An organ donation can qualify as an impairment or physical condition that is a serious health condition under the FMLA when it involves either “inpatient care” under Section 825.114 or “continuing treatment” under Section 825.115. Thus, an organ donation would qualify as a serious medical condition whenever it results in an overnight stay in a hospital. Of course, that is not the only means for organ donation to involve “inpatient care” or “continuing treatment.” Organ-donation surgery, however, commonly requires overnight hospitalization and that alone suffices for the surgery and postoperative recovery to qualify as a serious health condition.
California Employers: Under California law, employers with 15 or more employees are required to provide job-protected paid leave for employees who donate an organ or bone marrow. The leave is not considered a break in service in terms of seniority, salary adjustments, sick leave and vacation.
No-Fault Attendance Policies May Not Violate FMLA
FMLA2018-1-A involves a policy that effectively freezes, throughout the duration of an employee’s FMLA leave, the number of attendance points that the employee accrued prior to taking his or her leave.
Under the employer’s attendance policy, employees accrue points for tardiness and absences. Employees do not accrue points for certain absences, however, including absences that are FMLA-protected, or absences for workers’ compensation, vacation, and other specified reasons. An employee is automatically discharged if he or she accrues eighteen points. Points remain on an employee’s record for twelve months of “active service” after accrual, although the policy does not define “active service.” An employee’s points are extended for the duration of his or her FMLA leave. Thus, an employee returns from FMLA leave with the same number of points that he or she accrued prior to the leave, and the points may remain on his or her record for more than twelve months. The same is true concerning other types of leave for which employees do not accrue points, such as workers’ compensation-related leave.
Removal of absenteeism points is a reward for working and therefore an employment benefit under the FMLA. The number of accrued points remains effectively frozen during FMLA leave under the employer’s attendance policy. An employee neither loses a benefit that accrued prior to taking the leave nor accrues any additional benefit to which he or she would not otherwise be entitled. The Wage and Hour Division’s (WHD) longstanding position is that such practices do not violate the FMLA, so long as employees on equivalent types of leave receive the same treatment. If the employer, however, counts equivalent types of leave as “active service” under the no-fault attendance policy—meaning the employer counts such leave toward the twelve months necessary to remove points—then the employer may be unlawfully discriminating against employees who take FMLA leave.

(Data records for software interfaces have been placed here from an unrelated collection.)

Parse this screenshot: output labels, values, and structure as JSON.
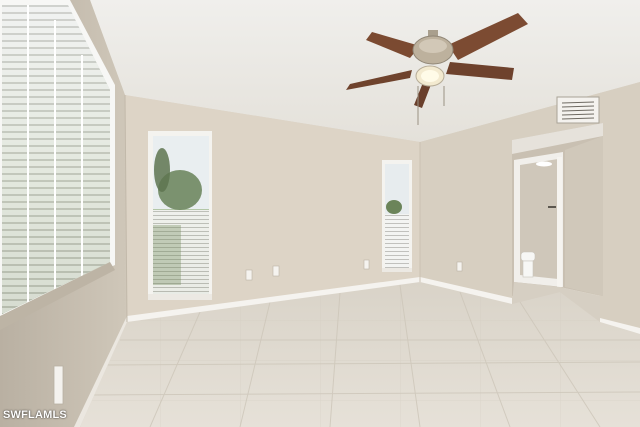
{
  "photo": {
    "subject": "empty-room-interior",
    "watermark_text": "SWFLAMLS"
  },
  "colors": {
    "wall_left": "#c9c0b1",
    "wall_back": "#ddd3c5",
    "wall_right": "#d9d1c4",
    "ceiling": "#ecebe6",
    "floor": "#ddd7cc",
    "baseboard": "#f4f2ee",
    "fan_blade": "#7a4a32",
    "fan_hub": "#b9ae9c"
  }
}
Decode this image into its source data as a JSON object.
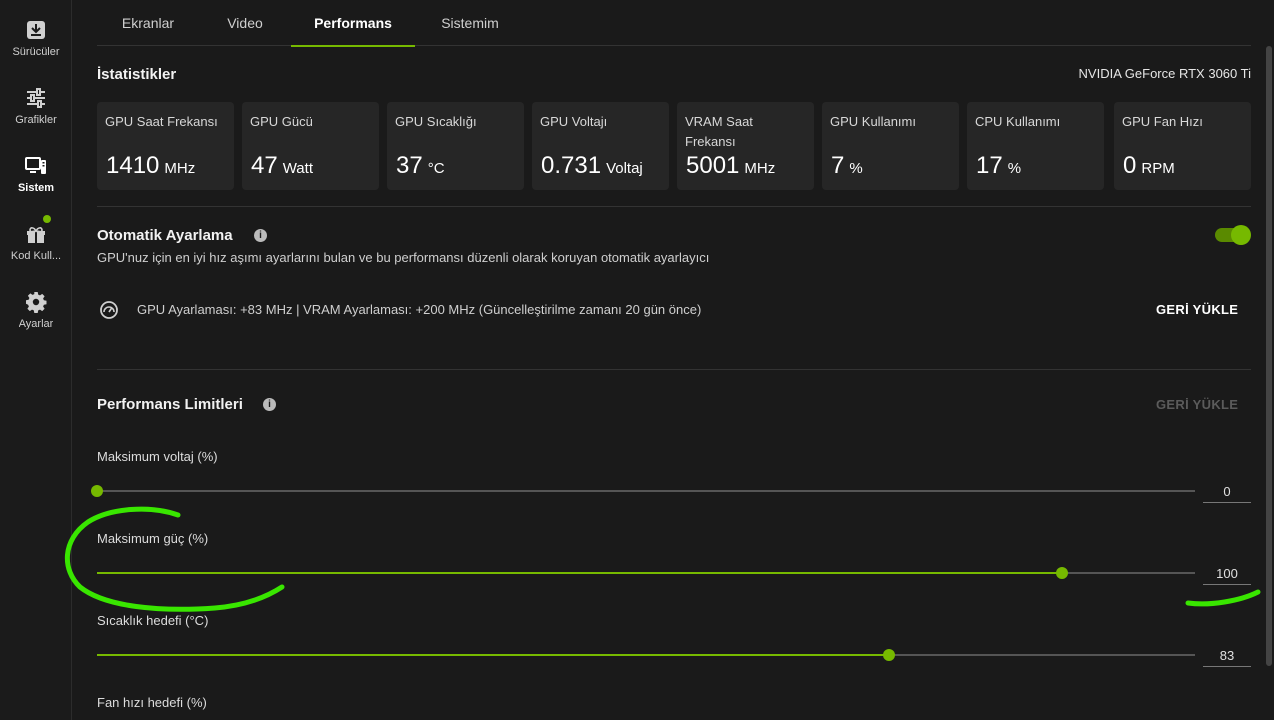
{
  "sidebar": {
    "items": [
      {
        "label": "Sürücüler",
        "icon": "download-icon"
      },
      {
        "label": "Grafikler",
        "icon": "sliders-icon"
      },
      {
        "label": "Sistem",
        "icon": "monitor-icon",
        "active": true
      },
      {
        "label": "Kod Kull...",
        "icon": "gift-icon",
        "badge": true
      },
      {
        "label": "Ayarlar",
        "icon": "gear-icon"
      }
    ]
  },
  "tabs": [
    {
      "label": "Ekranlar"
    },
    {
      "label": "Video"
    },
    {
      "label": "Performans",
      "active": true
    },
    {
      "label": "Sistemim"
    }
  ],
  "stats": {
    "title": "İstatistikler",
    "gpu_name": "NVIDIA GeForce RTX 3060 Ti",
    "cards": [
      {
        "name": "GPU Saat Frekansı",
        "value": "1410",
        "unit": "MHz"
      },
      {
        "name": "GPU Gücü",
        "value": "47",
        "unit": "Watt"
      },
      {
        "name": "GPU Sıcaklığı",
        "value": "37",
        "unit": "°C"
      },
      {
        "name": "GPU Voltajı",
        "value": "0.731",
        "unit": "Voltaj"
      },
      {
        "name": "VRAM Saat Frekansı",
        "value": "5001",
        "unit": "MHz"
      },
      {
        "name": "GPU Kullanımı",
        "value": "7",
        "unit": "%"
      },
      {
        "name": "CPU Kullanımı",
        "value": "17",
        "unit": "%"
      },
      {
        "name": "GPU Fan Hızı",
        "value": "0",
        "unit": "RPM"
      }
    ]
  },
  "auto_tune": {
    "title": "Otomatik Ayarlama",
    "description": "GPU'nuz için en iyi hız aşımı ayarlarını bulan ve bu performansı düzenli olarak koruyan otomatik ayarlayıcı",
    "enabled": true,
    "status": "GPU Ayarlaması: +83 MHz   |  VRAM Ayarlaması: +200 MHz (Güncelleştirilme zamanı 20 gün önce)",
    "reset_label": "GERİ YÜKLE"
  },
  "limits": {
    "title": "Performans Limitleri",
    "reset_label": "GERİ YÜKLE",
    "reset_enabled": false,
    "sliders": [
      {
        "label": "Maksimum voltaj (%)",
        "value": "0",
        "fraction": 0.0
      },
      {
        "label": "Maksimum güç (%)",
        "value": "100",
        "fraction": 0.879
      },
      {
        "label": "Sıcaklık hedefi (°C)",
        "value": "83",
        "fraction": 0.721
      },
      {
        "label": "Fan hızı hedefi (%)"
      }
    ]
  },
  "colors": {
    "accent": "#76b900",
    "background": "#1a1a1a",
    "card": "#262626",
    "annotation": "#39e600"
  }
}
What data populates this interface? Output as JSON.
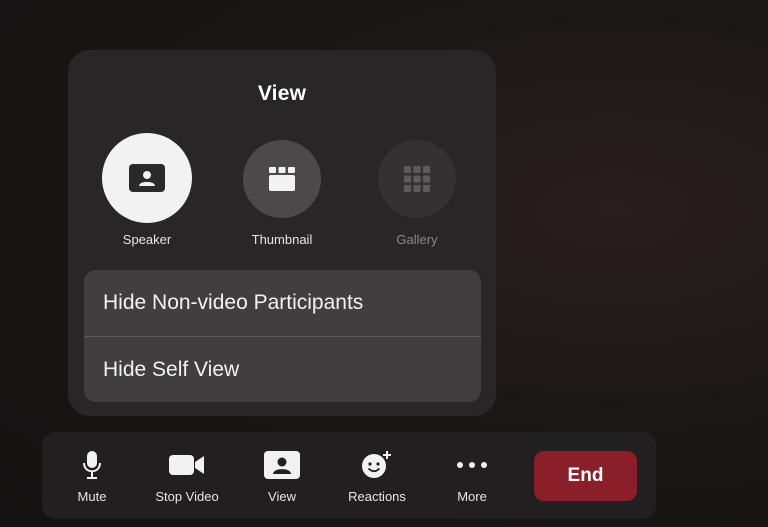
{
  "view_panel": {
    "title": "View",
    "layouts": [
      {
        "label": "Speaker",
        "state": "selected"
      },
      {
        "label": "Thumbnail",
        "state": "available"
      },
      {
        "label": "Gallery",
        "state": "disabled"
      }
    ],
    "options": [
      {
        "label": "Hide Non-video Participants"
      },
      {
        "label": "Hide Self View"
      }
    ]
  },
  "toolbar": {
    "items": [
      {
        "label": "Mute",
        "icon": "microphone-icon"
      },
      {
        "label": "Stop Video",
        "icon": "video-camera-icon"
      },
      {
        "label": "View",
        "icon": "speaker-view-icon"
      },
      {
        "label": "Reactions",
        "icon": "emoji-add-icon"
      },
      {
        "label": "More",
        "icon": "more-dots-icon"
      }
    ],
    "end_label": "End"
  },
  "colors": {
    "end_button": "#8a1f2a",
    "panel_background": "#282626",
    "options_background": "#403e3e",
    "selected_layout": "#f2f2f2"
  }
}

Such a policy does not violate the FMLA, provided it is applied in a non-discriminatory manner.
- Update employee policies. Employers should review their policies and procedures to determine whether existing policies need to be modified in light of the new DOL Opinion Letters.
To read part 2 of this blog post, click here.